=== Section Start ===
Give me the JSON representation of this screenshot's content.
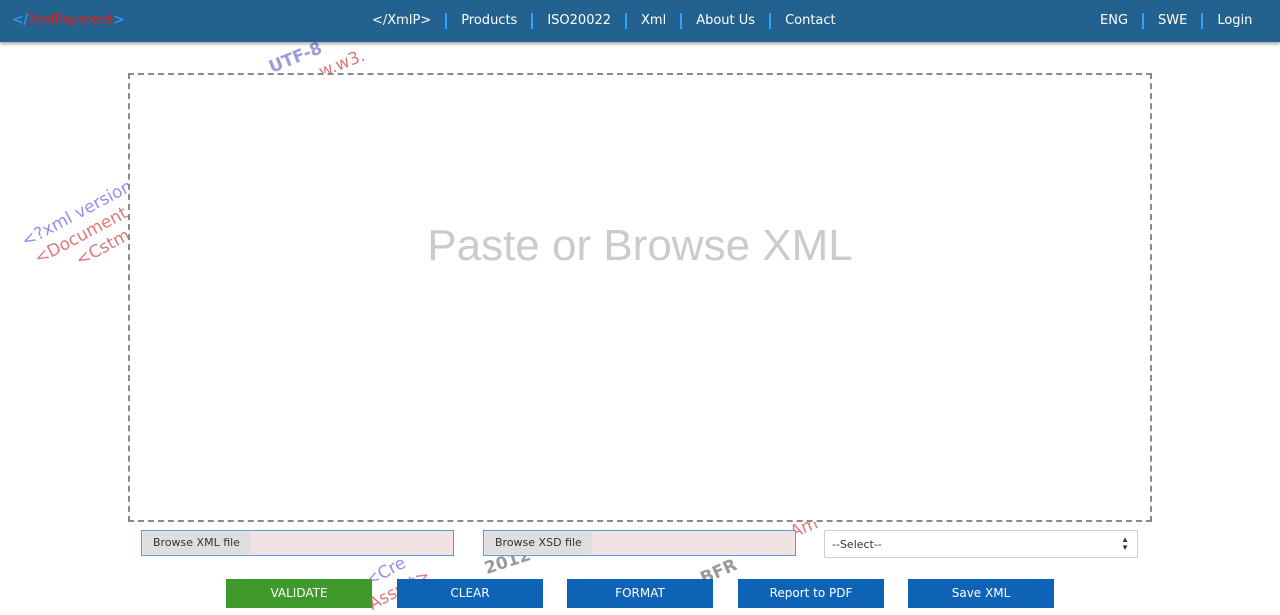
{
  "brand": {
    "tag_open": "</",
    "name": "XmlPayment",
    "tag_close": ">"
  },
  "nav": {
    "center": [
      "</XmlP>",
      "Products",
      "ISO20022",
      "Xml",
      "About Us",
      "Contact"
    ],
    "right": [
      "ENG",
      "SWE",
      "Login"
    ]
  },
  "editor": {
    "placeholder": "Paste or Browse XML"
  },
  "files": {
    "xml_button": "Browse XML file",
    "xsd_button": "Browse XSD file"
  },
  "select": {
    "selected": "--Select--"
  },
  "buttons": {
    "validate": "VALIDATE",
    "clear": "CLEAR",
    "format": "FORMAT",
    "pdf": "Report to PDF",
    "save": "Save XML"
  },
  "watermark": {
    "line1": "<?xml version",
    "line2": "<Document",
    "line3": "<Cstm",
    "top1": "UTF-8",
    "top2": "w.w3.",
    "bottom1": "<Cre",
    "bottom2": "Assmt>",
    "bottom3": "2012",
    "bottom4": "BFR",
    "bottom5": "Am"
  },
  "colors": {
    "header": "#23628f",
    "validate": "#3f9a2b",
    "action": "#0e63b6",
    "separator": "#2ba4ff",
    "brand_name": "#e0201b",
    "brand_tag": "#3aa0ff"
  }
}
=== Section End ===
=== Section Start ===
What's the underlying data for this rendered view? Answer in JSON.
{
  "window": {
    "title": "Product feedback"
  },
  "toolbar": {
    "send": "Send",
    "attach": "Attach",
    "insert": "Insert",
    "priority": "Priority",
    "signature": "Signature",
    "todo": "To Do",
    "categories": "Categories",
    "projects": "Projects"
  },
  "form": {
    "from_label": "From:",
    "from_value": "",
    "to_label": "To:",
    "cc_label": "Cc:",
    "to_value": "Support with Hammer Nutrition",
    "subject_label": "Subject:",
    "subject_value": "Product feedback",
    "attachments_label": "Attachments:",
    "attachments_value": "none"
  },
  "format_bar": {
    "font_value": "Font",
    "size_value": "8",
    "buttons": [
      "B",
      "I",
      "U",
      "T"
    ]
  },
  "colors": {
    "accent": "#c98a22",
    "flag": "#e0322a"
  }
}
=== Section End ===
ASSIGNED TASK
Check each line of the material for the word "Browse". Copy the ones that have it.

REPLY TO THE EXERCISE
    "placeholder": "Paste or Browse XML"
    "xml_button": "Browse XML file",
    "xsd_button": "Browse XSD file"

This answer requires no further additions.